Working data:

━━━━━━━━━━━━━━━━

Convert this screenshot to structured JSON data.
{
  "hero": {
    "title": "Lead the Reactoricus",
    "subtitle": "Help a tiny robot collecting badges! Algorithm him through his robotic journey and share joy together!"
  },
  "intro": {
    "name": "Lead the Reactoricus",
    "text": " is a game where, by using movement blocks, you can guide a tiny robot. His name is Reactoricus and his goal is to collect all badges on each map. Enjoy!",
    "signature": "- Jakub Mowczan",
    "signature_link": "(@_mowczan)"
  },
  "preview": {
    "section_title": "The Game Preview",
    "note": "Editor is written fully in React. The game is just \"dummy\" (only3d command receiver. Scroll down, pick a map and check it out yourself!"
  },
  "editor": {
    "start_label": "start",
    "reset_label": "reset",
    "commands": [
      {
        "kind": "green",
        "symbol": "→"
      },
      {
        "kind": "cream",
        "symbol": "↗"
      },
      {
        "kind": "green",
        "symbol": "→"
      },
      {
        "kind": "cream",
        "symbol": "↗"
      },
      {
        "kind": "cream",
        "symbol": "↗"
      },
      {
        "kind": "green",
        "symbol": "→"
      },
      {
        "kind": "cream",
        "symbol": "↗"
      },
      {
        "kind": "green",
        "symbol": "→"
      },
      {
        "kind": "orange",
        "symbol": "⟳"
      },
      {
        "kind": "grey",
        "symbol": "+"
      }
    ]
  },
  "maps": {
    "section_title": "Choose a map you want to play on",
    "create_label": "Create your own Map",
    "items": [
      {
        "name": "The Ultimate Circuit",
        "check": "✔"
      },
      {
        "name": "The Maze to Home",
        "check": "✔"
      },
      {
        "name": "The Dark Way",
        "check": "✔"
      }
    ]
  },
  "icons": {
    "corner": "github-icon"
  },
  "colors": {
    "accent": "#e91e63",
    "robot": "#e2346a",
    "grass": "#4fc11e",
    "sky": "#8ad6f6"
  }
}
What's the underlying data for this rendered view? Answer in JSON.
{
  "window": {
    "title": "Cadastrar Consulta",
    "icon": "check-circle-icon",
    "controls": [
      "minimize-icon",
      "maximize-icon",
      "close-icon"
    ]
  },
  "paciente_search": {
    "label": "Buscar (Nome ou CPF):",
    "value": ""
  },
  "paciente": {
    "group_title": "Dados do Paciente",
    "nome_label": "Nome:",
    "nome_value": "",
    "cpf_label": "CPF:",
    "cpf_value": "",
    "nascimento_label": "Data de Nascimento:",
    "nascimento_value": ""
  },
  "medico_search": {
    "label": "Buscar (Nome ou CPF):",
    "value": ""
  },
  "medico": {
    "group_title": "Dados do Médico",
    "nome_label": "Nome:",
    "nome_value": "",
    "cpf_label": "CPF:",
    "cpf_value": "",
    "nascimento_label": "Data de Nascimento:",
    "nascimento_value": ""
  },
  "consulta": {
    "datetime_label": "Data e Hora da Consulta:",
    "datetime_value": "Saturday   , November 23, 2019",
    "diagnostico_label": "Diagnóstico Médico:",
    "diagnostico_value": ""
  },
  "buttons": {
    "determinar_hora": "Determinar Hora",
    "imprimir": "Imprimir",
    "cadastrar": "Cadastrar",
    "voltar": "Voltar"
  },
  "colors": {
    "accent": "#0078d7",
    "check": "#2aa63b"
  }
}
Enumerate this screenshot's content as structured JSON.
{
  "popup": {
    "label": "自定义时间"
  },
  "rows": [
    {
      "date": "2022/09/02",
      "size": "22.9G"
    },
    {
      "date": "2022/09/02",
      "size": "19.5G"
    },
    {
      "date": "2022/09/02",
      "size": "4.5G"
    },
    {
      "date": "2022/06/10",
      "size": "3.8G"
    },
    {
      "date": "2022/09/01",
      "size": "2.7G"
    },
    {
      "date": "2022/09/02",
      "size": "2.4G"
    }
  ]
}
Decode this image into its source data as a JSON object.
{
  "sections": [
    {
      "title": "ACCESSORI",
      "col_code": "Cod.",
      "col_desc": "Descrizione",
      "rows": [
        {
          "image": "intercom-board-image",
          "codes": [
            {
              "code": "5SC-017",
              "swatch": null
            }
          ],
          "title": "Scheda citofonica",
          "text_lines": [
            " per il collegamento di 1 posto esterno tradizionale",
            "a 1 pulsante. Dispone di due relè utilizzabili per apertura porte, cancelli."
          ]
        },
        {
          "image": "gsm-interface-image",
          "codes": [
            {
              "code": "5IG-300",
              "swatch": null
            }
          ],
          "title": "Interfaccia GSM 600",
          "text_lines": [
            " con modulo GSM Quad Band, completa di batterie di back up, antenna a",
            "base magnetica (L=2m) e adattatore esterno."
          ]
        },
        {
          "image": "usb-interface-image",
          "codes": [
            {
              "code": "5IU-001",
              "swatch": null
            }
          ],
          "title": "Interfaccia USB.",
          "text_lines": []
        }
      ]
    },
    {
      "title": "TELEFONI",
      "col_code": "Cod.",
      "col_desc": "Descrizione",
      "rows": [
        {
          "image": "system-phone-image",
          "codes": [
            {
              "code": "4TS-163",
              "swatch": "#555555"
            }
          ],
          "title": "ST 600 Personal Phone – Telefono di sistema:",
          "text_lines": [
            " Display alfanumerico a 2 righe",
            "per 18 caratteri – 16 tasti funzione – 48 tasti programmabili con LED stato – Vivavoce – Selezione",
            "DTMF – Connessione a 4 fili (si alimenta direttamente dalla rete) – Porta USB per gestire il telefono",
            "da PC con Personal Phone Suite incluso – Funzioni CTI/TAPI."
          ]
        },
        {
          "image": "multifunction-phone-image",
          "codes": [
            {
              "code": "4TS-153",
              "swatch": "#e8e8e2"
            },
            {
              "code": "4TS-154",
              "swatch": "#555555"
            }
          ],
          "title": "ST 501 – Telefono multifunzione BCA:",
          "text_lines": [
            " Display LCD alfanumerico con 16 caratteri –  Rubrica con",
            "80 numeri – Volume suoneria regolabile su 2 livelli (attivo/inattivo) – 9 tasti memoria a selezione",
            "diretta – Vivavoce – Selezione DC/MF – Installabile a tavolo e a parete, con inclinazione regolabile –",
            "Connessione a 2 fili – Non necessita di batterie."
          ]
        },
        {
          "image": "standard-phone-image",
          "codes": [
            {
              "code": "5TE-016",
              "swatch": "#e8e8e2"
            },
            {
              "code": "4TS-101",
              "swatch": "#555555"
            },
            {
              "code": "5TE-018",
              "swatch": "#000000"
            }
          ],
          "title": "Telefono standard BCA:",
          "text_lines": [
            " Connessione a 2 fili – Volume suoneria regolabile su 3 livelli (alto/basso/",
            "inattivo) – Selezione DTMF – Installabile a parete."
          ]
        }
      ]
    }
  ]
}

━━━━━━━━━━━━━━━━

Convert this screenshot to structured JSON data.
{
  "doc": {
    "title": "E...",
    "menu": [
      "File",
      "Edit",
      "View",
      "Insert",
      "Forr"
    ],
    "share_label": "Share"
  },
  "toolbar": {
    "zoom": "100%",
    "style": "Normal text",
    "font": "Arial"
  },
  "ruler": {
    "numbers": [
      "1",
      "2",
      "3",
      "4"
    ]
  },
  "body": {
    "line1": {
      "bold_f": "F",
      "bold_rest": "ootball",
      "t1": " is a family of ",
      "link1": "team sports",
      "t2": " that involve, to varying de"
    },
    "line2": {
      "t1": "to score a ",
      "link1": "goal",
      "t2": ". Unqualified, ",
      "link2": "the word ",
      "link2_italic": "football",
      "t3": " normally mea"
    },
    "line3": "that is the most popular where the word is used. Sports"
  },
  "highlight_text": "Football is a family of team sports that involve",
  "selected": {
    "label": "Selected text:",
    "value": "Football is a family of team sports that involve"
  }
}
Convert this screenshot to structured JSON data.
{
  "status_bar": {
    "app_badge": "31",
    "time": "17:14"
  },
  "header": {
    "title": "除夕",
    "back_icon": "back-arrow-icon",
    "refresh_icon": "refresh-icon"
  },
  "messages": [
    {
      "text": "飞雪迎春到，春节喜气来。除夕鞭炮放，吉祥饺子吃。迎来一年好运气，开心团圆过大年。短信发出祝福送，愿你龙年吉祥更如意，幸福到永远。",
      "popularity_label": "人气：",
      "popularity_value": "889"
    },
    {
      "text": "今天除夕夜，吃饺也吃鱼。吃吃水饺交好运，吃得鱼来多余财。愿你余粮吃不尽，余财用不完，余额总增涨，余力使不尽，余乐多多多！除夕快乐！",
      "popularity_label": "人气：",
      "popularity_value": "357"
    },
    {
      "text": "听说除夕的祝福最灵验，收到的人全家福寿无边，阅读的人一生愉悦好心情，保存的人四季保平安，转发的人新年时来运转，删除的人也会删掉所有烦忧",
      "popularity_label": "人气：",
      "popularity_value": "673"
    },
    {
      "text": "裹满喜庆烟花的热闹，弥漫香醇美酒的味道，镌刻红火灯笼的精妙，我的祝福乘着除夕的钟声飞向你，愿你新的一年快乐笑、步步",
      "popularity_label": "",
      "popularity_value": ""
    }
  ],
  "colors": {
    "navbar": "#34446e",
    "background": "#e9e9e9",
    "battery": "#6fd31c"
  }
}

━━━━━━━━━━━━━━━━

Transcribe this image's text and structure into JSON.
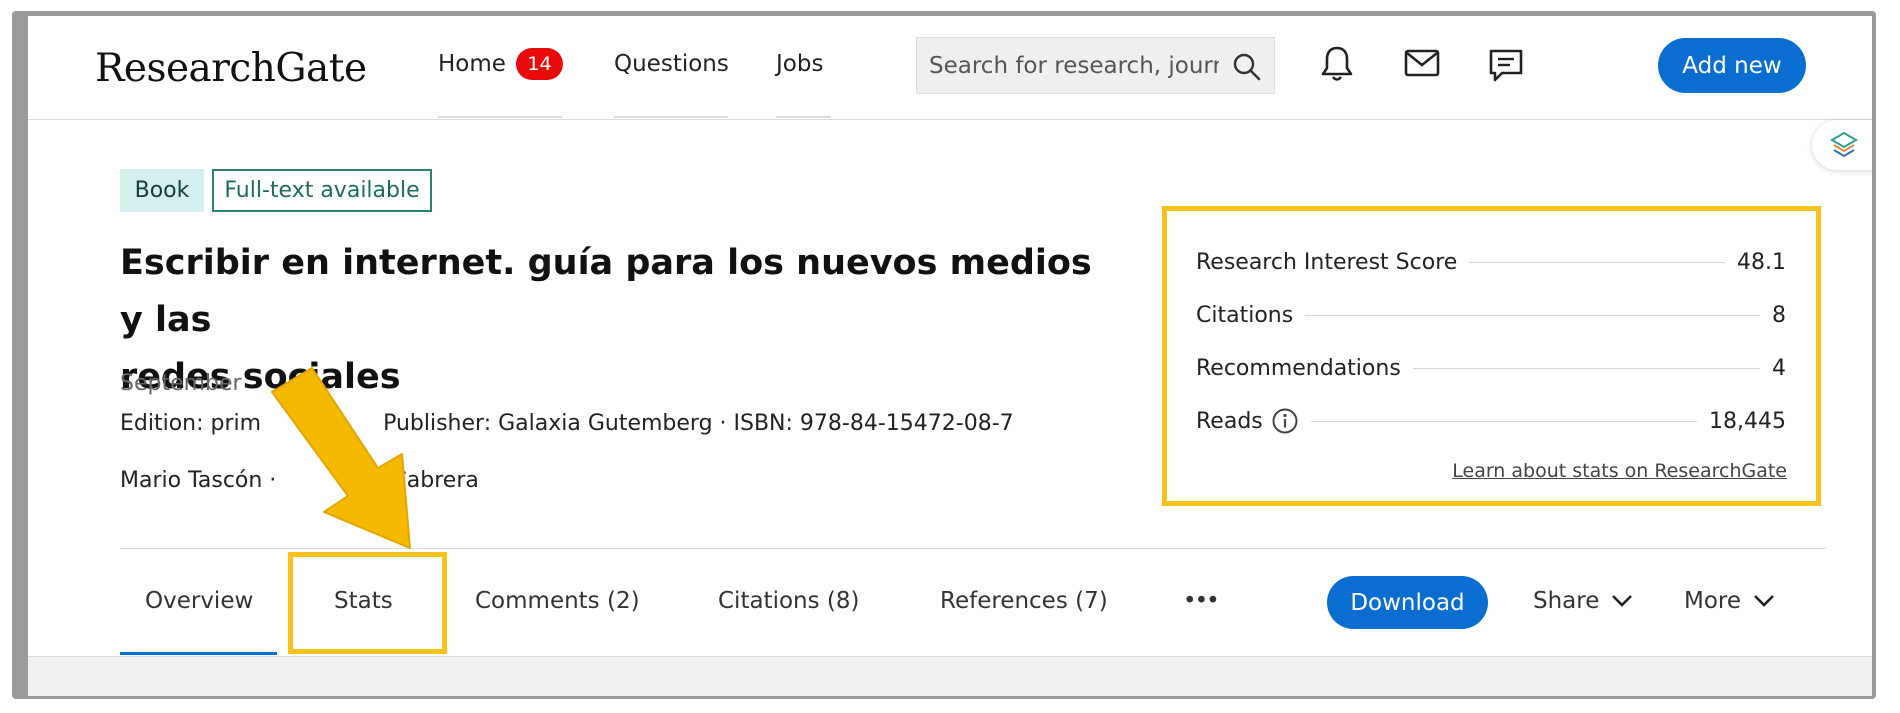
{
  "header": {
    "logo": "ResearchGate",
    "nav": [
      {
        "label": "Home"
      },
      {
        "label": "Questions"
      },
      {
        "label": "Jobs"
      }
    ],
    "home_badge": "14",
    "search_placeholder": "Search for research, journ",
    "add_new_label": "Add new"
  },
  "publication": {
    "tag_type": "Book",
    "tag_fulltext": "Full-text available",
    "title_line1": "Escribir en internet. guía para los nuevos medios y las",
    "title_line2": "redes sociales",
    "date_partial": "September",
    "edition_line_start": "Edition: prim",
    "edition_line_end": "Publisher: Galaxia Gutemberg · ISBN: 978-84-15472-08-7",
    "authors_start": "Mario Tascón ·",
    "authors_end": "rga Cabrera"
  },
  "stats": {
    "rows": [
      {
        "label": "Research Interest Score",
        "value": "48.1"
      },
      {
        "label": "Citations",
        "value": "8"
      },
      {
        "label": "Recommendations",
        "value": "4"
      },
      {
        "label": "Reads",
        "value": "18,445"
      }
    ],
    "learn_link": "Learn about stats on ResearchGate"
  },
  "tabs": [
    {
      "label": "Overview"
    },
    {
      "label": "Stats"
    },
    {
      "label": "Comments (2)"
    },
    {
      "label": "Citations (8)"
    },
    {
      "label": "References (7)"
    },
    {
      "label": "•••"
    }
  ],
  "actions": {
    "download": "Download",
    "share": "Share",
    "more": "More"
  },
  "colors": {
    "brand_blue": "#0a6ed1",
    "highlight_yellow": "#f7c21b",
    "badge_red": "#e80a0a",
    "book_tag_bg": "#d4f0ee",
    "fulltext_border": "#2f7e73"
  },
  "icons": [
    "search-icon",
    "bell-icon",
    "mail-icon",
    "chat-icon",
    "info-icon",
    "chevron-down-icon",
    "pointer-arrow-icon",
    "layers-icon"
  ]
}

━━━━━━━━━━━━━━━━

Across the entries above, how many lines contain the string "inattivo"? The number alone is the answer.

Answer to this problem: 2